×

DONALD TRUMP SAYS HE WILL PERSONALLY NEGOTIATE AIR FORCE ONE PRICE WITH BOEING

President-elect Donald Trump on Wednesday said he would personally “negotiate the prices” with Boeing Co. of the planes to be used as Air Force One, promising to block a future order if necessary and to continue using the existing aircraft for the presidential plane.

Read the full article from The Wall Street Journal. 

The President-Elect continues to flex his negotiating muscles as he takes on what he feels are the excesses of the Boeing Corporation. Mr. Trump is staying true to form with his own abrupt, bellicose method of negotiating by telling the aerospace giant that it’s essentially going to be “his way or the highway.” And, while some might think of this as a type of bullying, he’s merely using a tactic that is as old as mankind. What he’s essentially done, in negotiating terms, is to draw a line in the sand and say, “Take It Or Leave It”.

Do YOU use “Take It Or Leave It” in your business?

Before you say “no” too quickly, it’s a good bet that you actually do, every single day. Now, the words themselves aren’t generally used, because they’re inflammatory. Imagine asking the price of an item and then hearing the clerk tell you, “It’s 4.95, Take It Or Leave It.” Your first reaction (and mine) would probably be, “Fine, I’ll leave it” (or words to that effect). You might even pay more for the same item at a different store because that person offended you.

But, what if, when asked the price of the item, the clerk had simply replied, “It’s 4.95”, and left it at that.
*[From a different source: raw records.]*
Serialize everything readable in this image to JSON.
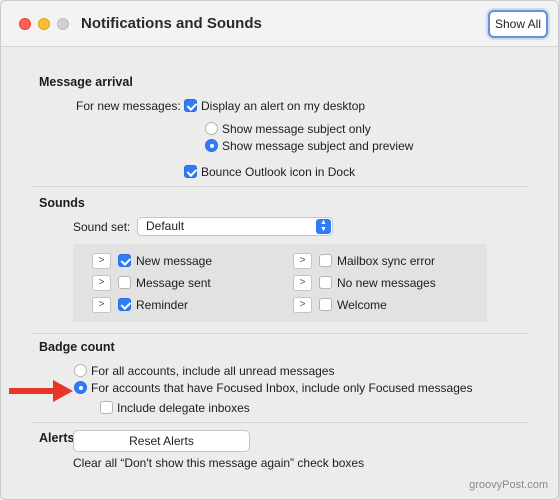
{
  "window": {
    "title": "Notifications and Sounds",
    "show_all_label": "Show All"
  },
  "message_arrival": {
    "title": "Message arrival",
    "for_new_messages_label": "For new messages:",
    "display_alert": {
      "label": "Display an alert on my desktop",
      "checked": true
    },
    "subject_only": {
      "label": "Show message subject only",
      "selected": false
    },
    "subject_preview": {
      "label": "Show message subject and preview",
      "selected": true
    },
    "bounce_icon": {
      "label": "Bounce Outlook icon in Dock",
      "checked": true
    }
  },
  "sounds": {
    "title": "Sounds",
    "sound_set_label": "Sound set:",
    "sound_set_value": "Default",
    "items": [
      {
        "label": "New message",
        "checked": true
      },
      {
        "label": "Message sent",
        "checked": false
      },
      {
        "label": "Reminder",
        "checked": true
      },
      {
        "label": "Mailbox sync error",
        "checked": false
      },
      {
        "label": "No new messages",
        "checked": false
      },
      {
        "label": "Welcome",
        "checked": false
      }
    ]
  },
  "badge_count": {
    "title": "Badge count",
    "all_accounts": {
      "label": "For all accounts, include all unread messages",
      "selected": false
    },
    "focused_accounts": {
      "label": "For accounts that have Focused Inbox, include only Focused messages",
      "selected": true
    },
    "delegate": {
      "label": "Include delegate inboxes",
      "checked": false
    }
  },
  "alerts": {
    "title": "Alerts",
    "description": "Clear all “Don't show this message again” check boxes",
    "reset_label": "Reset Alerts"
  },
  "watermark": "groovyPost.com",
  "colors": {
    "accent": "#2f7cf6",
    "arrow": "#e8352b",
    "focus_ring": "#6a8fd8"
  }
}
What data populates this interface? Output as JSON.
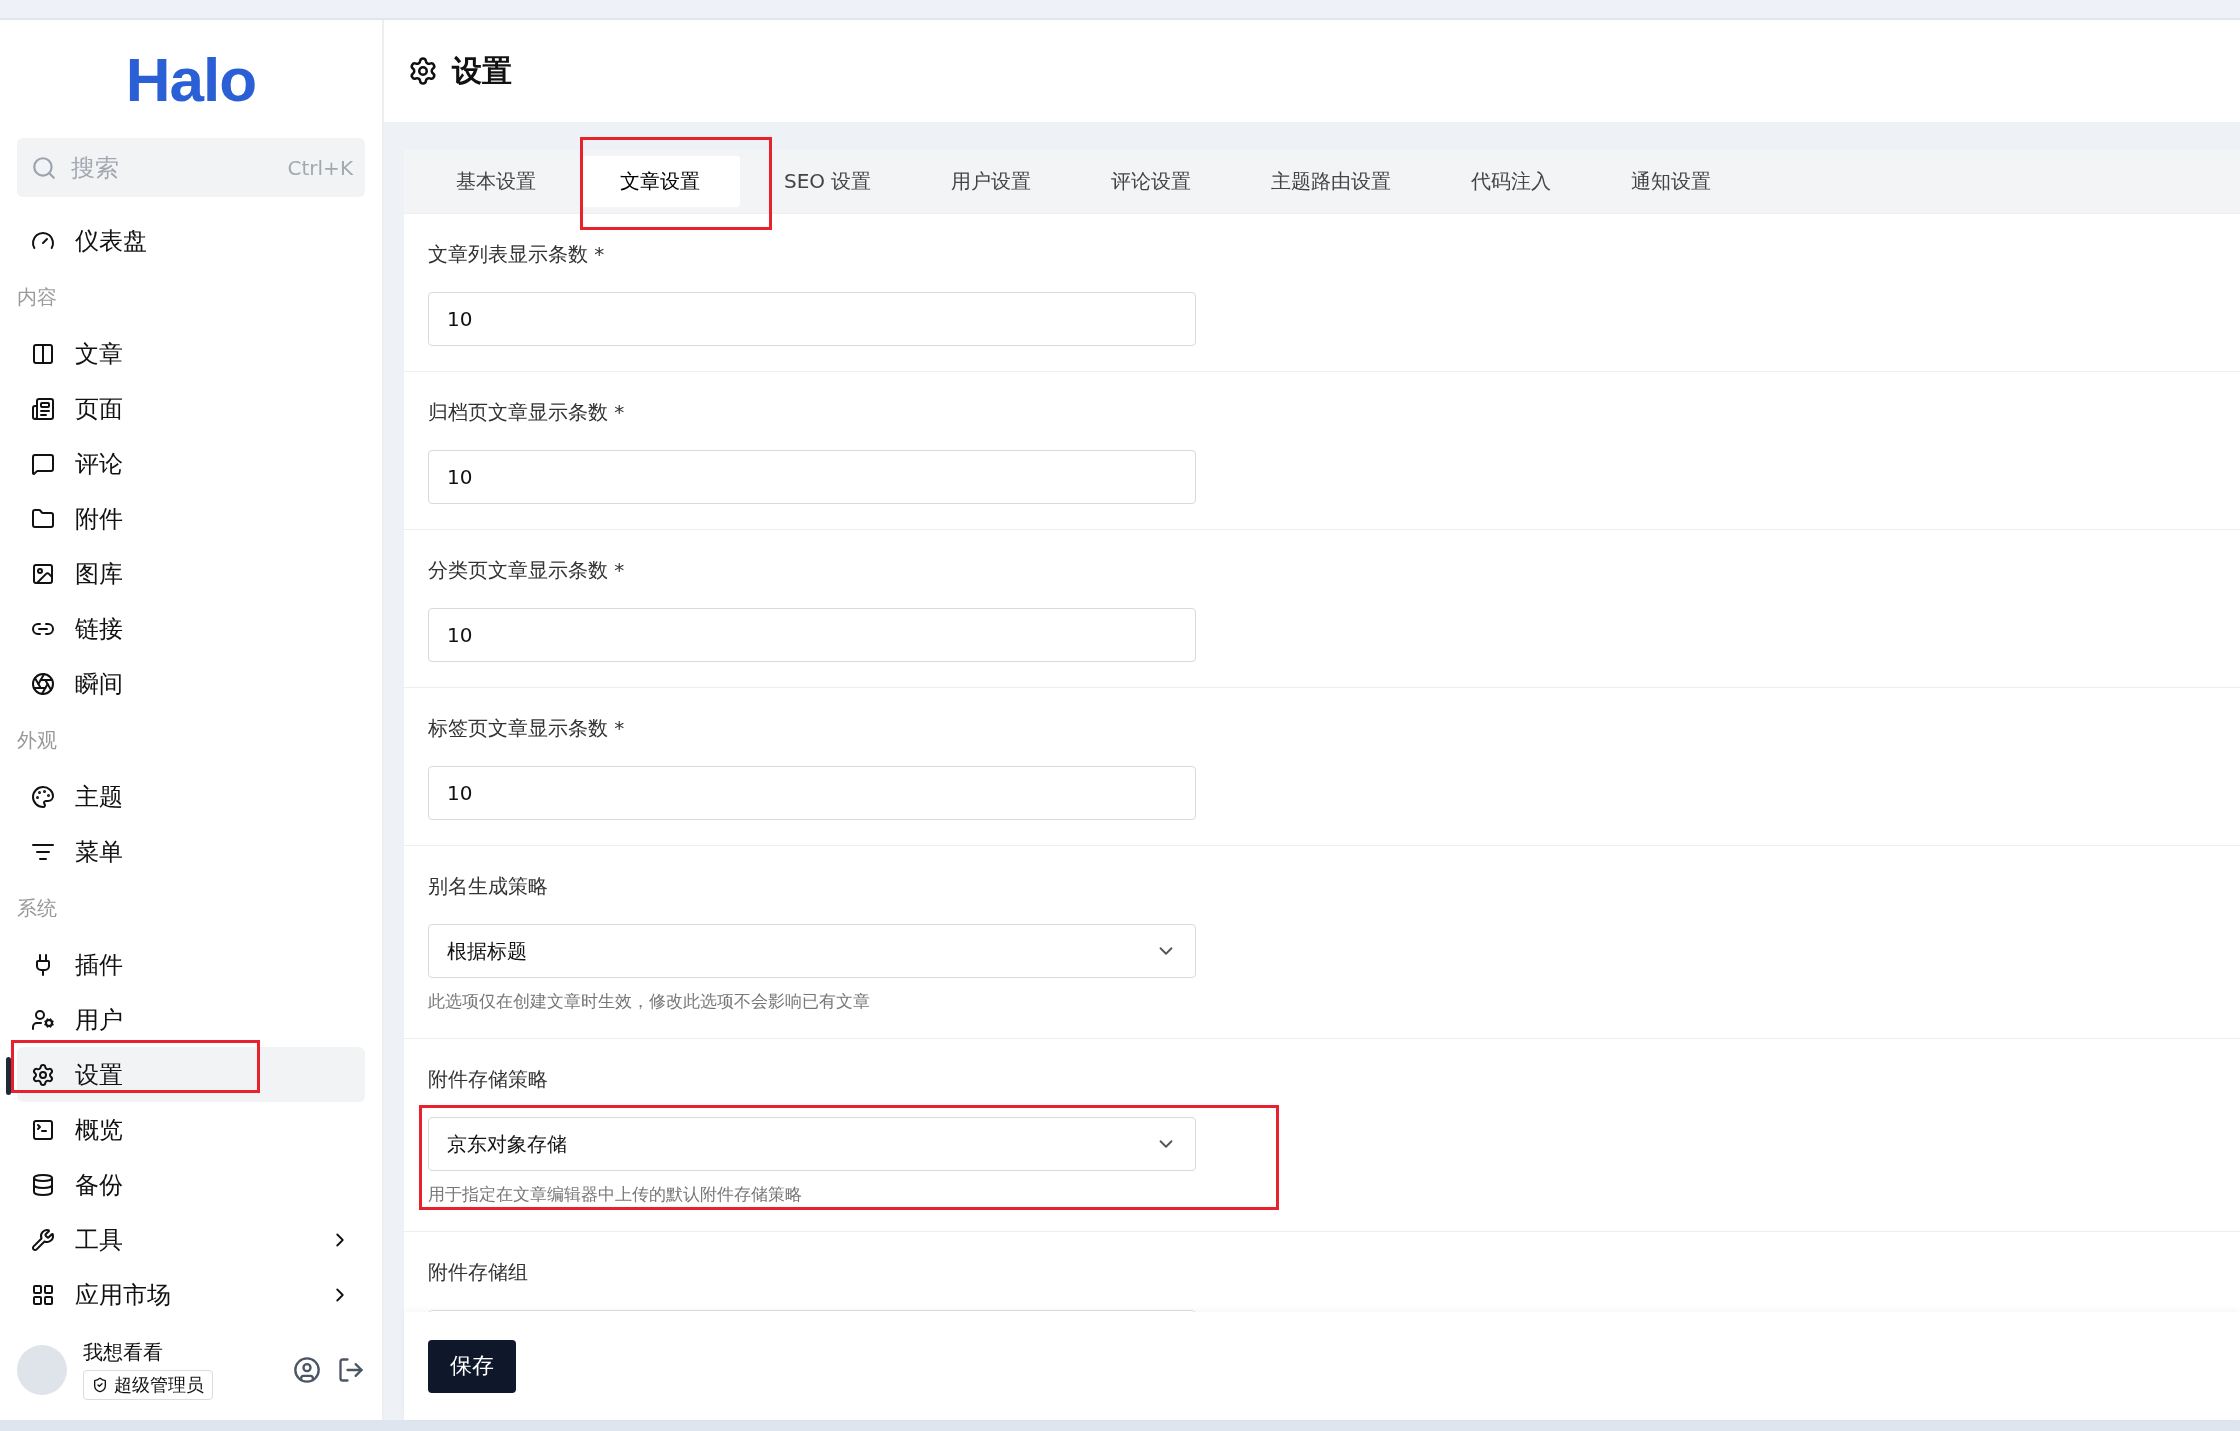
{
  "sidebar": {
    "logo": "Halo",
    "search": {
      "placeholder": "搜索",
      "shortcut": "Ctrl+K"
    },
    "groups": [
      {
        "items": [
          {
            "label": "仪表盘",
            "selected": false,
            "has_submenu": false,
            "highlighted": false
          }
        ]
      },
      {
        "title": "内容",
        "items": [
          {
            "label": "文章",
            "selected": false,
            "has_submenu": false,
            "highlighted": false
          },
          {
            "label": "页面",
            "selected": false,
            "has_submenu": false,
            "highlighted": false
          },
          {
            "label": "评论",
            "selected": false,
            "has_submenu": false,
            "highlighted": false
          },
          {
            "label": "附件",
            "selected": false,
            "has_submenu": false,
            "highlighted": false
          },
          {
            "label": "图库",
            "selected": false,
            "has_submenu": false,
            "highlighted": false
          },
          {
            "label": "链接",
            "selected": false,
            "has_submenu": false,
            "highlighted": false
          },
          {
            "label": "瞬间",
            "selected": false,
            "has_submenu": false,
            "highlighted": false
          }
        ]
      },
      {
        "title": "外观",
        "items": [
          {
            "label": "主题",
            "selected": false,
            "has_submenu": false,
            "highlighted": false
          },
          {
            "label": "菜单",
            "selected": false,
            "has_submenu": false,
            "highlighted": false
          }
        ]
      },
      {
        "title": "系统",
        "items": [
          {
            "label": "插件",
            "selected": false,
            "has_submenu": false,
            "highlighted": false
          },
          {
            "label": "用户",
            "selected": false,
            "has_submenu": false,
            "highlighted": false
          },
          {
            "label": "设置",
            "selected": true,
            "has_submenu": false,
            "highlighted": true
          },
          {
            "label": "概览",
            "selected": false,
            "has_submenu": false,
            "highlighted": false
          },
          {
            "label": "备份",
            "selected": false,
            "has_submenu": false,
            "highlighted": false
          },
          {
            "label": "工具",
            "selected": false,
            "has_submenu": true,
            "highlighted": false
          },
          {
            "label": "应用市场",
            "selected": false,
            "has_submenu": true,
            "highlighted": false
          }
        ]
      }
    ],
    "user": {
      "name": "我想看看",
      "role": "超级管理员"
    }
  },
  "page": {
    "title": "设置"
  },
  "tabs": [
    {
      "label": "基本设置",
      "selected": false,
      "highlighted": false
    },
    {
      "label": "文章设置",
      "selected": true,
      "highlighted": true
    },
    {
      "label": "SEO 设置",
      "selected": false,
      "highlighted": false
    },
    {
      "label": "用户设置",
      "selected": false,
      "highlighted": false
    },
    {
      "label": "评论设置",
      "selected": false,
      "highlighted": false
    },
    {
      "label": "主题路由设置",
      "selected": false,
      "highlighted": false
    },
    {
      "label": "代码注入",
      "selected": false,
      "highlighted": false
    },
    {
      "label": "通知设置",
      "selected": false,
      "highlighted": false
    }
  ],
  "fields": [
    {
      "kind": "input",
      "label": "文章列表显示条数 *",
      "value": "10",
      "highlighted": false
    },
    {
      "kind": "input",
      "label": "归档页文章显示条数 *",
      "value": "10",
      "highlighted": false
    },
    {
      "kind": "input",
      "label": "分类页文章显示条数 *",
      "value": "10",
      "highlighted": false
    },
    {
      "kind": "input",
      "label": "标签页文章显示条数 *",
      "value": "10",
      "highlighted": false
    },
    {
      "kind": "select",
      "label": "别名生成策略",
      "value": "根据标题",
      "hint": "此选项仅在创建文章时生效，修改此选项不会影响已有文章",
      "highlighted": false
    },
    {
      "kind": "select",
      "label": "附件存储策略",
      "value": "京东对象存储",
      "hint": "用于指定在文章编辑器中上传的默认附件存储策略",
      "highlighted": true
    },
    {
      "kind": "select",
      "label": "附件存储组",
      "highlighted": false
    }
  ],
  "save_button": "保存"
}
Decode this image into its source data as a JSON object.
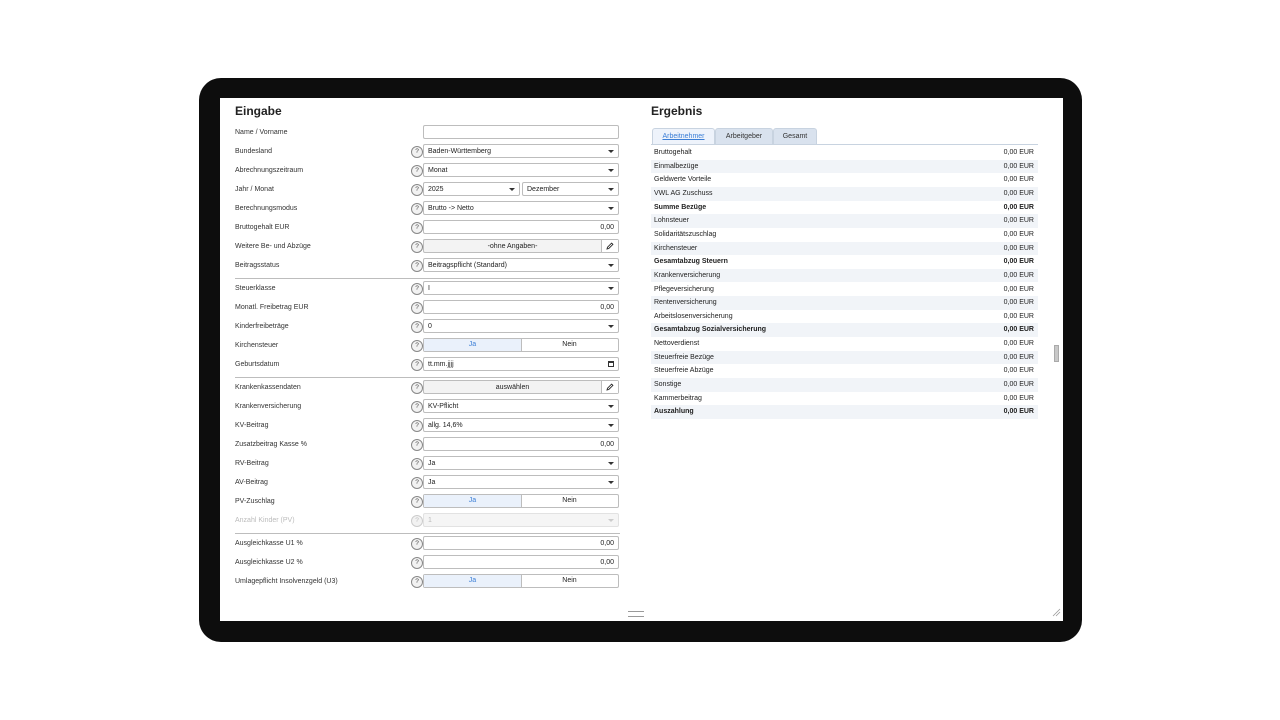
{
  "left": {
    "title": "Eingabe",
    "fields": [
      {
        "label": "Name / Vorname",
        "type": "input",
        "value": "",
        "help": false
      },
      {
        "label": "Bundesland",
        "type": "select",
        "value": "Baden-Württemberg",
        "help": true
      },
      {
        "label": "Abrechnungszeitraum",
        "type": "select",
        "value": "Monat",
        "help": true
      },
      {
        "label": "Jahr / Monat",
        "type": "select2",
        "value": "2025",
        "value2": "Dezember",
        "help": true
      },
      {
        "label": "Berechnungsmodus",
        "type": "select",
        "value": "Brutto -> Netto",
        "help": true
      },
      {
        "label": "Bruttogehalt EUR",
        "type": "input",
        "value": "0,00",
        "help": true
      },
      {
        "label": "Weitere Be- und Abzüge",
        "type": "button",
        "value": "-ohne Angaben-",
        "help": true
      },
      {
        "label": "Beitragsstatus",
        "type": "select",
        "value": "Beitragspflicht (Standard)",
        "help": true
      },
      {
        "label": "Steuerklasse",
        "type": "select",
        "value": "I",
        "help": true
      },
      {
        "label": "Monatl. Freibetrag EUR",
        "type": "input",
        "value": "0,00",
        "help": true
      },
      {
        "label": "Kinderfreibeträge",
        "type": "select",
        "value": "0",
        "help": true
      },
      {
        "label": "Kirchensteuer",
        "type": "toggle",
        "yes": "Ja",
        "no": "Nein",
        "help": true
      },
      {
        "label": "Geburtsdatum",
        "type": "date",
        "value": "tt.mm.jjjj",
        "help": true
      },
      {
        "label": "Krankenkassendaten",
        "type": "button",
        "value": "auswählen",
        "help": true
      },
      {
        "label": "Krankenversicherung",
        "type": "select",
        "value": "KV-Pflicht",
        "help": true
      },
      {
        "label": "KV-Beitrag",
        "type": "select",
        "value": "allg. 14,6%",
        "help": true
      },
      {
        "label": "Zusatzbeitrag Kasse %",
        "type": "input",
        "value": "0,00",
        "help": true
      },
      {
        "label": "RV-Beitrag",
        "type": "select",
        "value": "Ja",
        "help": true
      },
      {
        "label": "AV-Beitrag",
        "type": "select",
        "value": "Ja",
        "help": true
      },
      {
        "label": "PV-Zuschlag",
        "type": "toggle",
        "yes": "Ja",
        "no": "Nein",
        "help": true
      },
      {
        "label": "Anzahl Kinder (PV)",
        "type": "select",
        "value": "1",
        "help": true,
        "disabled": true
      },
      {
        "label": "Ausgleichkasse U1 %",
        "type": "input",
        "value": "0,00",
        "help": true
      },
      {
        "label": "Ausgleichkasse U2 %",
        "type": "input",
        "value": "0,00",
        "help": true
      },
      {
        "label": "Umlagepflicht Insolvenzgeld (U3)",
        "type": "toggle",
        "yes": "Ja",
        "no": "Nein",
        "help": true
      }
    ]
  },
  "right": {
    "title": "Ergebnis",
    "tabs": [
      "Arbeitnehmer",
      "Arbeitgeber",
      "Gesamt"
    ],
    "active_tab": 0,
    "rows": [
      {
        "label": "Bruttogehalt",
        "value": "0,00 EUR",
        "bold": false
      },
      {
        "label": "Einmalbezüge",
        "value": "0,00 EUR",
        "bold": false
      },
      {
        "label": "Geldwerte Vorteile",
        "value": "0,00 EUR",
        "bold": false
      },
      {
        "label": "VWL AG Zuschuss",
        "value": "0,00 EUR",
        "bold": false
      },
      {
        "label": "Summe Bezüge",
        "value": "0,00 EUR",
        "bold": true
      },
      {
        "label": "Lohnsteuer",
        "value": "0,00 EUR",
        "bold": false
      },
      {
        "label": "Solidaritätszuschlag",
        "value": "0,00 EUR",
        "bold": false
      },
      {
        "label": "Kirchensteuer",
        "value": "0,00 EUR",
        "bold": false
      },
      {
        "label": "Gesamtabzug Steuern",
        "value": "0,00 EUR",
        "bold": true
      },
      {
        "label": "Krankenversicherung",
        "value": "0,00 EUR",
        "bold": false
      },
      {
        "label": "Pflegeversicherung",
        "value": "0,00 EUR",
        "bold": false
      },
      {
        "label": "Rentenversicherung",
        "value": "0,00 EUR",
        "bold": false
      },
      {
        "label": "Arbeitslosenversicherung",
        "value": "0,00 EUR",
        "bold": false
      },
      {
        "label": "Gesamtabzug Sozialversicherung",
        "value": "0,00 EUR",
        "bold": true
      },
      {
        "label": "Nettoverdienst",
        "value": "0,00 EUR",
        "bold": false
      },
      {
        "label": "Steuerfreie Bezüge",
        "value": "0,00 EUR",
        "bold": false
      },
      {
        "label": "Steuerfreie Abzüge",
        "value": "0,00 EUR",
        "bold": false
      },
      {
        "label": "Sonstige",
        "value": "0,00 EUR",
        "bold": false
      },
      {
        "label": "Kammerbeitrag",
        "value": "0,00 EUR",
        "bold": false
      },
      {
        "label": "Auszahlung",
        "value": "0,00 EUR",
        "bold": true
      }
    ]
  },
  "colors": {
    "accent": "#3b7ed6",
    "tab_bg": "#d9e2ee",
    "row_alt": "#f1f4f8"
  }
}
What is he saying here, without actually using the words?

Take It Or Leave It.

But phrases like, “It’s the best I can do,” “Everybody pays this,” “It’s my best and final offer” (BAFO), or “This offer’s only good for so long”… these are all forms of Take It Or Leave It, that can be used without as much risk of damaging potential or existing long-term relationships.

Typically, TIOLI is a lot more negotiable than you might think. Negotiators often employ this tactic as a means of closing a deal, or checking how firm you might be in your position, but you’ll never know that it might just be a tactic unless you test it out. One of the basic principles of the SPASigma White Belt negotiation seminar is not to trust your assumptions. When you’re hit with a Take It Or Leave It, be skeptical. You might discover that that scary TIOLI is totally negotiable.

Unless, perhaps, you’re the Boeing Corporation right about now.